Alliances With Technology Partners Are an Integral Part of PwC’s Go-to-market Approach

According to PwC’s session on innovation with technology alliances, a significant portion of its business has an attached alliance component that contributes to revenue growth. Alliances are an integral part of PwC’s New Equation global strategy and require a symbiotic relationship at the account level around how to curate solutions and bring industry solutions to life. PwC’s alliance relationships are industry-led and follow a customer-first approach to best address clients’ needs. Establishing partner ecosystems and pursuing one-to-many relationships by working with several alliances at the same time in a client engagement expand PwC’s offerings and resources, enabling it to scale delivery through repeatable assets and generate faster results.
PwC has established an EMEA Impact Center that works on solution generation, presales and sales to accelerate activities with alliance partners across regions.

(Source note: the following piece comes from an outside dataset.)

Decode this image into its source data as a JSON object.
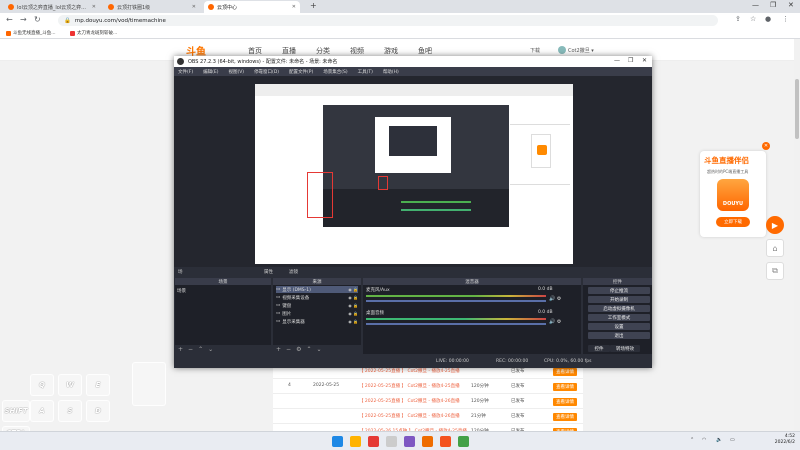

The company has nine strategic alliances, including with Google Cloud (Nasdaq: GOOGL), Amazon Web Services (Nasdaq: AMZN), SAP (NYSE: SAP), Oracle (NYSE: ORCL), Workday (Nasdaq: WDAY), Guidewire (NYSE: GWRE), Salesforce (NYSE: CRM), Adobe (Nasdaq: ADBE) and Microsoft; more than 40 micro alliances, such as with UiPath (NYSE: PATH), Palantir (NYSE: PLTR), Workiva (NYSE: WK) and Sage; and a growing resource base that delivers alliance-related services, up 25% year-to-year at the time of the event. PwC also noted that it increased alliance-related wins and intends to triple the number of wins by 2025.


PwC has an established position in its main areas of expertise: advisory, audit and tax services. Diversifying its portfolio by expanding its managed services capabilities improves the company’s value proposition and its ability to offset pressures on discretionary spending resulting from macroeconomic uncertainty. The company’s human-led, technology-powered approach will be a core lever for its success.
According to TBR’s 1Q23 IT Services Vendor Benchmark, “Even if the global economy continues to slow during the rest of 2023, TBR expects clients’ IT spending will remain, though with some tightening of discretionary budgets, as IT is a necessity that enables clients to establish new business models, grow revenues and create efficiencies. While buyers are focusing more on run-the-business awards and less on discretionary spend engagements, vendors that have balanced consulting and managed services portfolios will perform well. Vendors can find ways to use their positions in the technology and managed services space by bringing in consultants that can mine for additional opportunities. While this is an opposite model from the traditional consulting-led discussions, buyers’ budgets are also pivoting toward measurable outcomes enabled by technologies and are less focused on blue-sky new ideas.”


TBR attended PwC Analyst Day in Boston on Sept. 13-14, 2023. The topics and messages aligned across both events, such as the initiatives around business model reinvention. More analysis on PwC will follow in TBR’s special report on the Boston event.